Overall, Open/R is interesting. It’s a single protocol designed to opperate optimally in a small range of environments. As such, it has some interesting features, and it makes some very specific design choices. Are those design choices optimal for more general cases, or even other specific problem spaces? I would argue the architecture, in particular, is going to be problematic in terms of long term maintenance and growth. This can modified over time, of course, but then we are left with a collection of ideas that are available in many other protocols, making the idea much less interesting.

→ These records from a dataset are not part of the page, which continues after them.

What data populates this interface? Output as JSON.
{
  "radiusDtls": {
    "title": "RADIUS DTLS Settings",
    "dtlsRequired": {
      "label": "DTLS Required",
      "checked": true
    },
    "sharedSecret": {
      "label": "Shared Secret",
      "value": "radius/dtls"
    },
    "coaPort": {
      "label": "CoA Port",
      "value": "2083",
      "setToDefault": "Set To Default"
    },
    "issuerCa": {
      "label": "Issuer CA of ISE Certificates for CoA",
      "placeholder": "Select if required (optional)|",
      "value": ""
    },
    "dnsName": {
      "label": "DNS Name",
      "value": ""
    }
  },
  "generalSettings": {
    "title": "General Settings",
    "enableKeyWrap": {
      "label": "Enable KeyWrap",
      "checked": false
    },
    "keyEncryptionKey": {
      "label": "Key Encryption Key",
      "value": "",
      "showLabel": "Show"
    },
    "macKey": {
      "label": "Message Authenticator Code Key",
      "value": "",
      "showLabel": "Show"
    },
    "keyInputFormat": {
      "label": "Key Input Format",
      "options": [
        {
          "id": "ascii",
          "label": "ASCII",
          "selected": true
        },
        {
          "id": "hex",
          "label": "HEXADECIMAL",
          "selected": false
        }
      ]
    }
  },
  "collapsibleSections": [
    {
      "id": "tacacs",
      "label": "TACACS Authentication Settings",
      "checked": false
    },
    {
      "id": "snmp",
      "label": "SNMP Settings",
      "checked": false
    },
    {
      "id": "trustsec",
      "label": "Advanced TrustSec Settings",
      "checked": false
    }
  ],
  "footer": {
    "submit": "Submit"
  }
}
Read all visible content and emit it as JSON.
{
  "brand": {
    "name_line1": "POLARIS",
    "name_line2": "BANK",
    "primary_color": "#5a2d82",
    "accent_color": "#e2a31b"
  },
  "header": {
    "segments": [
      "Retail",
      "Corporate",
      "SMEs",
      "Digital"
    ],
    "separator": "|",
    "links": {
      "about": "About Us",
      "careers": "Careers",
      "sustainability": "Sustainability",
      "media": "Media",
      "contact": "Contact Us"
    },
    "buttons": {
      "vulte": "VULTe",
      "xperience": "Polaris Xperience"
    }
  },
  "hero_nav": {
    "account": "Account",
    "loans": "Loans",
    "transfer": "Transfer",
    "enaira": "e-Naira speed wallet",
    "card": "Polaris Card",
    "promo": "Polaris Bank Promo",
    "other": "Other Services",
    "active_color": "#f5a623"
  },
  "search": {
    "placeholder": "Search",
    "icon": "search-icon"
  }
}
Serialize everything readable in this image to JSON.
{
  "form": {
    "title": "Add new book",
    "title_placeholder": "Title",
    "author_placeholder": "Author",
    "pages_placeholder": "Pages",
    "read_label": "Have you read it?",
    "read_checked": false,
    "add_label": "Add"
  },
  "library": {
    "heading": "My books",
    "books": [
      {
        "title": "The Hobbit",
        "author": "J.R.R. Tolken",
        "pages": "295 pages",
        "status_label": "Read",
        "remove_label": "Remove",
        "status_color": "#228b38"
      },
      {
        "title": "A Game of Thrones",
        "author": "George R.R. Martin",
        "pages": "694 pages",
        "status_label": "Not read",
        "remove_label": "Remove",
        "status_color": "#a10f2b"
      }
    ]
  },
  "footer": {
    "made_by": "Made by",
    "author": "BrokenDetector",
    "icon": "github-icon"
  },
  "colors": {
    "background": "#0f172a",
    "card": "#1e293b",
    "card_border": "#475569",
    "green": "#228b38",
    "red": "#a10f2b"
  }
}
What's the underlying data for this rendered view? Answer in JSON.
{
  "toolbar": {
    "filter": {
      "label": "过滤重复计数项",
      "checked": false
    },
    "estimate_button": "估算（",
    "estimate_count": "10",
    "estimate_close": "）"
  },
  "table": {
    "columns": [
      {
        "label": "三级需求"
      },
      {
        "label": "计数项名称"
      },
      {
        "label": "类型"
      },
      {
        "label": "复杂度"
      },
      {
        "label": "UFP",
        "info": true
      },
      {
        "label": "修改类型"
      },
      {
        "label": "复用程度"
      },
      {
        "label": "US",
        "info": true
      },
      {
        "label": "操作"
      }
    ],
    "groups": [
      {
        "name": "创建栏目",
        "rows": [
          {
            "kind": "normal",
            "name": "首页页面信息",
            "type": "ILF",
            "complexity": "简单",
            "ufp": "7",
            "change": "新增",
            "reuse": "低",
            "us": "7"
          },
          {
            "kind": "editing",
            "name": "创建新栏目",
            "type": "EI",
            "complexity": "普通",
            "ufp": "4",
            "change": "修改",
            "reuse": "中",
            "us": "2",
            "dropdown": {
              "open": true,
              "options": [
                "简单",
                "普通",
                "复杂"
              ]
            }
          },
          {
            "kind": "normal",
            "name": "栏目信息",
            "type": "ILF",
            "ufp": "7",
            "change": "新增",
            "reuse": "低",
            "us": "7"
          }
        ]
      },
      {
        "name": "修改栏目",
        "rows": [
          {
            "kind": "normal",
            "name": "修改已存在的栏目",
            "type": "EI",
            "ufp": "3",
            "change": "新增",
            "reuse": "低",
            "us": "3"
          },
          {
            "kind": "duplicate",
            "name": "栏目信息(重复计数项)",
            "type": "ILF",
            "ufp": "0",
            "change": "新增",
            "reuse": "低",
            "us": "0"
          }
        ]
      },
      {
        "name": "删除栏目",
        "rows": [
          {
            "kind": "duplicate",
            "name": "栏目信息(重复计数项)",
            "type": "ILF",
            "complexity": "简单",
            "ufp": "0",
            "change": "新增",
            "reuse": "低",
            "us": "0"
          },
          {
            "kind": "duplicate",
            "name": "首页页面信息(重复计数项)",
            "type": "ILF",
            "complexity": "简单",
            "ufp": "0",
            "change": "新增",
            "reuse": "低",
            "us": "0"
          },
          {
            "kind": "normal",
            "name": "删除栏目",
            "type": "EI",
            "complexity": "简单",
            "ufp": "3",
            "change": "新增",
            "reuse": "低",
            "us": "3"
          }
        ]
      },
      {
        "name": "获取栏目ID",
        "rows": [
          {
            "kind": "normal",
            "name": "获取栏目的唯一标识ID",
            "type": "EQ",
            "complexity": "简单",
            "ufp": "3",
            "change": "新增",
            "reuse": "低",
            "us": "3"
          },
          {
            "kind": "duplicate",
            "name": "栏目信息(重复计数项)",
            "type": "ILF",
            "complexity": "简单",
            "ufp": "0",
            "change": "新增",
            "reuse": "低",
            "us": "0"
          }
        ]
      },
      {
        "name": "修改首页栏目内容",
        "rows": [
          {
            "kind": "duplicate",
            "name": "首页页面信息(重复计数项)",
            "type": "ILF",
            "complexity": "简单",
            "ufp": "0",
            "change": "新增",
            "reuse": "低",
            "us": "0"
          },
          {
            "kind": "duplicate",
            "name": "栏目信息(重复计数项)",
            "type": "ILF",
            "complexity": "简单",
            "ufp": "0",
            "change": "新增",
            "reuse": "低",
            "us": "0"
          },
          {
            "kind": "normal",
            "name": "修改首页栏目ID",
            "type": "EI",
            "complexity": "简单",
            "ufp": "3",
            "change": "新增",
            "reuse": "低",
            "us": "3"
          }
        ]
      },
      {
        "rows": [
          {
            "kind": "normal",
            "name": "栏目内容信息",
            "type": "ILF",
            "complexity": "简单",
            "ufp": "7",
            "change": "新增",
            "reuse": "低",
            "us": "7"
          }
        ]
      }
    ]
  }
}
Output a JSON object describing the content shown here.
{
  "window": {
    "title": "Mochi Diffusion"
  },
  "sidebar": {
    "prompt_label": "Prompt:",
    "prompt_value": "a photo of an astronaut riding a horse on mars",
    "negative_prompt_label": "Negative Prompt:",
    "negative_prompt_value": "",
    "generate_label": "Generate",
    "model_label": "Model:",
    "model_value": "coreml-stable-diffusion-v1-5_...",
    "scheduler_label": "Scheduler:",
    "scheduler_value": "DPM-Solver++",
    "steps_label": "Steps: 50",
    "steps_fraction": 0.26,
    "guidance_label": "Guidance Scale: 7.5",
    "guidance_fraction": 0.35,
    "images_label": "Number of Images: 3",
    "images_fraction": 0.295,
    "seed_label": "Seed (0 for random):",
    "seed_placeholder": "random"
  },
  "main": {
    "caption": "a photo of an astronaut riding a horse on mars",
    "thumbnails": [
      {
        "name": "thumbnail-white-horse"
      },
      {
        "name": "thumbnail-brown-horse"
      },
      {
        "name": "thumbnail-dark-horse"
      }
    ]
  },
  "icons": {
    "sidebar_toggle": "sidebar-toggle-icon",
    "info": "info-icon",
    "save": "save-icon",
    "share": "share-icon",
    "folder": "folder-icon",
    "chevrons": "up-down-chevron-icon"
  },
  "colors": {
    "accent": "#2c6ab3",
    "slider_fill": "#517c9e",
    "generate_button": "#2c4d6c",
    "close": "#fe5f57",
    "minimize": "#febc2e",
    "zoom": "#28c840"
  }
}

Is it interesting? Yes. Is it the routing singularity? No. As engineers, we should take it for what it is worth—a chance to see how other folks are solving the problems they are facing in day-to-day operation, and thinking about how some of those lessons might be applied in our own world. I don’t think the folks at Facebook would argue any more than this, either.
Do you really have one throat to choke? I seriously doubt it.
There’s an “automation meteor” headed right at us, according to financial adviser and Reformed Broker blogger Josh Brown, who used this troubling “chart o’ the day” from Wharton to show just “how quickly things have changed” over the past decade. And how they’re going to keep on changing. — Sean Langlios @ MarketWatch
Andrew Ng, formerly the head of AI for Chinese search giant Baidu and, before that, creator of Google’s deep-learning Brain project, knows as well as anyone that artificial intelligence is coming for plenty of jobs. And many of us don’t even know it. — Racel Metz @ MIT Technology Review
Cloudflare provides security and domain name services for millions of the most prominent sites on the web. The company has built a solid reputation for its secure encryption and one of the key factors in its system is a wall of 100 lava lamps in the lobby of its San Francisco headquarters. — Rhett Jones @ gizmodo